Subset
Subtraction Rule
Sum Vector
Symmetric Matrix
Symmetry
Systematic Sampling
T Distribution
T Score
T Statistic
Test Statistic
Transpose
Treatment
t-Test
Two-Sample t-Test
Two-stage Sampling
Two-Tailed Test
Two-Way Table
Type I Error
Type II Error
Unbiased Estimate
Undercoverage
Uniform Distribution
Unimodal Distribution
Union
Univariate Data
Variable
Variance
Vector Inner Product
Vector Outer Product
Vectors
Voluntary Response Bias
Voluntary Sample
Y Intercept
z Score

Continuous Probability Distribution
If a random variable
is a
continuous
variable
, its
probability distribution
is called a
continuous probability
distribution
.

A continuous probability distribution differs from a discrete probability
distribution in several ways.

The probability that a continuous random variable will assume a particular
value is zero.
As a result, a continuous probability distribution cannot be expressed in
tabular form.
Instead, an equation or formula is used to describe a continuous probability
distribution.
The equation used to describe a continuous probability distribution is
called a probability density function (pdf).
All probability density functions satisfy the following
conditions:

The random variable Y is a function of X; that is, y = f(x).
The value of y is greater than or equal to zero for all
values of x.
The total area under the curve of the function is equal to one.
The charts below show two continuous probability distributions.
The first chart shows a probability density function
described by the equation y = 1 over the range of 0 to 1 and y = 0
elsewhere.

y = 1

The next chart shows a probability density function
described by the equation y = 1 - 0.5x over the range of 0 to 2 and y = 0
elsewhere. The area under the curve is equal to 1 for
both charts.

y = 1 - 0.5x
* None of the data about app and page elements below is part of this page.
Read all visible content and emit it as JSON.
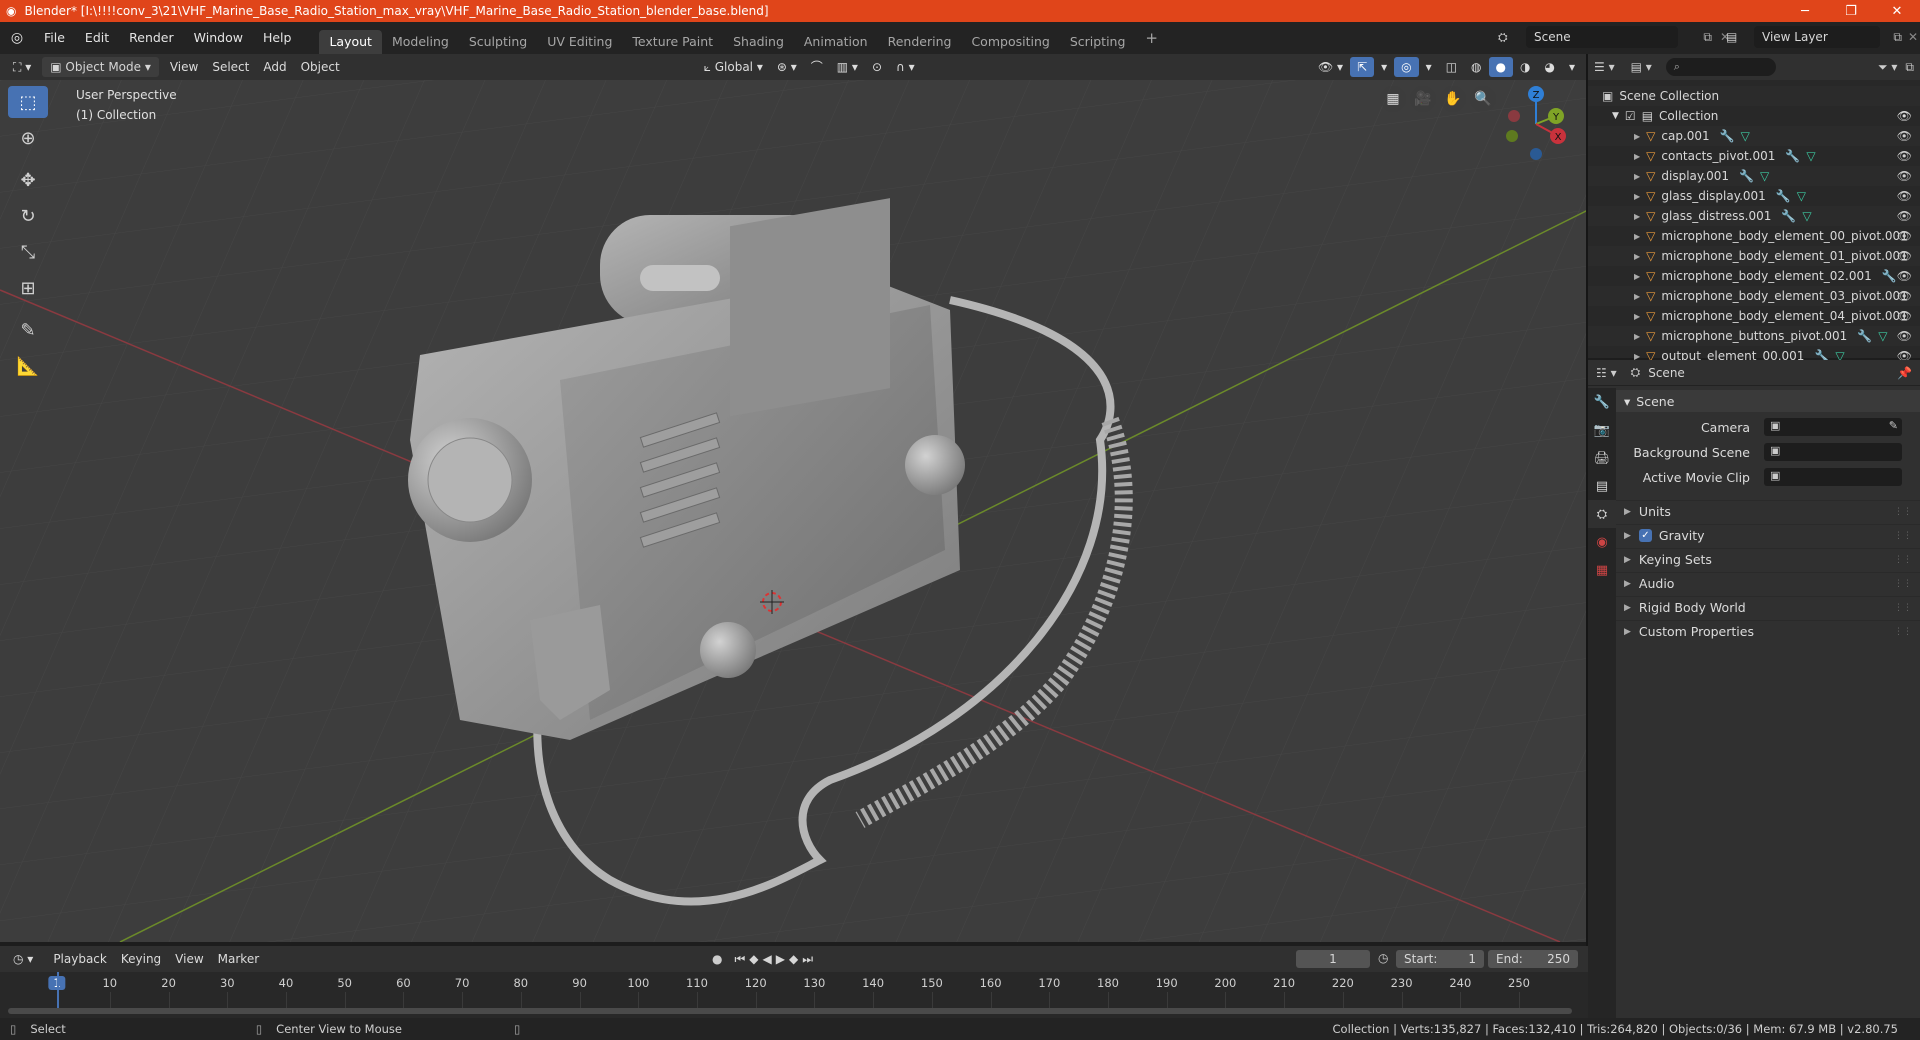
{
  "window": {
    "title": "Blender* [I:\\!!!!conv_3\\21\\VHF_Marine_Base_Radio_Station_max_vray\\VHF_Marine_Base_Radio_Station_blender_base.blend]"
  },
  "menu": {
    "items": [
      "File",
      "Edit",
      "Render",
      "Window",
      "Help"
    ]
  },
  "workspaces": {
    "tabs": [
      "Layout",
      "Modeling",
      "Sculpting",
      "UV Editing",
      "Texture Paint",
      "Shading",
      "Animation",
      "Rendering",
      "Compositing",
      "Scripting"
    ],
    "active": "Layout",
    "add": "+"
  },
  "scene_selector": {
    "value": "Scene"
  },
  "view_layer": {
    "value": "View Layer"
  },
  "viewport_header": {
    "mode": "Object Mode",
    "menus": [
      "View",
      "Select",
      "Add",
      "Object"
    ],
    "transform_orientation": "Global"
  },
  "viewport": {
    "perspective": "User Perspective",
    "collection": "(1) Collection",
    "gizmo_axes": [
      "Z",
      "Y",
      "X"
    ]
  },
  "outliner": {
    "root": "Scene Collection",
    "collection": "Collection",
    "items": [
      {
        "name": "cap.001",
        "mod": true,
        "mesh": true
      },
      {
        "name": "contacts_pivot.001",
        "mod": true,
        "mesh": true
      },
      {
        "name": "display.001",
        "mod": true,
        "mesh": true
      },
      {
        "name": "glass_display.001",
        "mod": true,
        "mesh": true
      },
      {
        "name": "glass_distress.001",
        "mod": true,
        "mesh": true
      },
      {
        "name": "microphone_body_element_00_pivot.001",
        "mod": false,
        "mesh": false
      },
      {
        "name": "microphone_body_element_01_pivot.001",
        "mod": false,
        "mesh": false
      },
      {
        "name": "microphone_body_element_02.001",
        "mod": true,
        "mesh": false
      },
      {
        "name": "microphone_body_element_03_pivot.001",
        "mod": false,
        "mesh": false
      },
      {
        "name": "microphone_body_element_04_pivot.001",
        "mod": false,
        "mesh": false
      },
      {
        "name": "microphone_buttons_pivot.001",
        "mod": true,
        "mesh": true
      },
      {
        "name": "output_element_00.001",
        "mod": true,
        "mesh": true
      }
    ]
  },
  "properties": {
    "context": "Scene",
    "panel": "Scene",
    "fields": [
      {
        "label": "Camera"
      },
      {
        "label": "Background Scene"
      },
      {
        "label": "Active Movie Clip"
      }
    ],
    "sections": [
      "Units",
      "Gravity",
      "Keying Sets",
      "Audio",
      "Rigid Body World",
      "Custom Properties"
    ],
    "gravity_checked": true
  },
  "timeline": {
    "menus": [
      "Playback",
      "Keying",
      "View",
      "Marker"
    ],
    "current_frame": "1",
    "start_label": "Start:",
    "start": "1",
    "end_label": "End:",
    "end": "250",
    "ticks": [
      "1",
      "10",
      "20",
      "30",
      "40",
      "50",
      "60",
      "70",
      "80",
      "90",
      "100",
      "110",
      "120",
      "130",
      "140",
      "150",
      "160",
      "170",
      "180",
      "190",
      "200",
      "210",
      "220",
      "230",
      "240",
      "250"
    ]
  },
  "statusbar": {
    "left": "Select",
    "middle": "Center View to Mouse",
    "right": "Collection | Verts:135,827 | Faces:132,410 | Tris:264,820 | Objects:0/36 | Mem: 67.9 MB | v2.80.75"
  },
  "colors": {
    "titlebar": "#e0451a",
    "accent": "#4772b3",
    "viewport": "#3d3d3d",
    "x_axis": "#c8323c",
    "y_axis": "#7fa326",
    "z_axis": "#2f7fd6"
  }
}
The probability that a continuous random variable falls in the
interval between a and b is equal to the
area under the pdf curve between a and b .
For example, in the first chart above, the shaded area shows
the probability that the random variable X will
fall between 0.6 and 1.0. That probability is 0.40.
And in the second chart, the shaded area shows
the probability of falling between 1.0 and 2.0.
That probability is 0.25.